Material for this task:
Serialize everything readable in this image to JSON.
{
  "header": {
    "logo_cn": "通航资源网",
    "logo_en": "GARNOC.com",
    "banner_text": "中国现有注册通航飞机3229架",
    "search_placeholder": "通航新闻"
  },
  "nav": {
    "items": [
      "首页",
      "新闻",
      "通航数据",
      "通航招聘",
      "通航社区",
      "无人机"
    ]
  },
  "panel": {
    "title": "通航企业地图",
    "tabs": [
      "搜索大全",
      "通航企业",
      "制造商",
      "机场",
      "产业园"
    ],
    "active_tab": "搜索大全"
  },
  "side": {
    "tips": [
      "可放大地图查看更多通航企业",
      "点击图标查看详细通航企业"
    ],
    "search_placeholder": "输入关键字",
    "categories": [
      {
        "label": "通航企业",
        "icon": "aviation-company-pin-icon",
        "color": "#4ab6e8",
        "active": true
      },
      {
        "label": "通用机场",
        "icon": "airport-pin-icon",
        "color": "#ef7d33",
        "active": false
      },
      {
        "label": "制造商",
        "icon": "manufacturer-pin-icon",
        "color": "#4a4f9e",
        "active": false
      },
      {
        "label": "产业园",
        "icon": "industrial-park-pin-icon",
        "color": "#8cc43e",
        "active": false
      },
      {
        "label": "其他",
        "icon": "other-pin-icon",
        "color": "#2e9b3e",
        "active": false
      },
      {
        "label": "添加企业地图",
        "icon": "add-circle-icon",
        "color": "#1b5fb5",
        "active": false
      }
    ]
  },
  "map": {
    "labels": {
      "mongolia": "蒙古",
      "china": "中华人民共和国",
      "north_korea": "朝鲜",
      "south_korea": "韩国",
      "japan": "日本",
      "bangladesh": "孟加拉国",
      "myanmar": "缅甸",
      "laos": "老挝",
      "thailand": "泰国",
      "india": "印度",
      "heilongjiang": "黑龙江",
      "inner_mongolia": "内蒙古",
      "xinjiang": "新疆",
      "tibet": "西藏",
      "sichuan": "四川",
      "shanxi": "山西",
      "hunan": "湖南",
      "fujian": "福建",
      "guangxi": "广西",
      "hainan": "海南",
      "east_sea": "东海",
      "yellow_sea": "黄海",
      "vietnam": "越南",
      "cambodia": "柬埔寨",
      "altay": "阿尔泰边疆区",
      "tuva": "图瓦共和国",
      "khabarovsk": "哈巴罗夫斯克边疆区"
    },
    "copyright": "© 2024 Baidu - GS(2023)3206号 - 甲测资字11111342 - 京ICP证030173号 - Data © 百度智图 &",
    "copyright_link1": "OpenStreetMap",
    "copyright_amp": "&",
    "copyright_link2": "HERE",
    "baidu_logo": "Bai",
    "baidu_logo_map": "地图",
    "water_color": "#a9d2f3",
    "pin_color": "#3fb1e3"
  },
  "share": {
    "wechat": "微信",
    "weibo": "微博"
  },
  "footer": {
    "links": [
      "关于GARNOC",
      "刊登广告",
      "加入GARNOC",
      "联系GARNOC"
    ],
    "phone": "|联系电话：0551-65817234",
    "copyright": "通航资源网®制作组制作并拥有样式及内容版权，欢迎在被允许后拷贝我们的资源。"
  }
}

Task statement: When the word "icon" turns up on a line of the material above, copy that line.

Solution:
        "icon": "aviation-company-pin-icon",
        "icon": "airport-pin-icon",
        "icon": "manufacturer-pin-icon",
        "icon": "industrial-park-pin-icon",
        "icon": "other-pin-icon",
        "icon": "add-circle-icon",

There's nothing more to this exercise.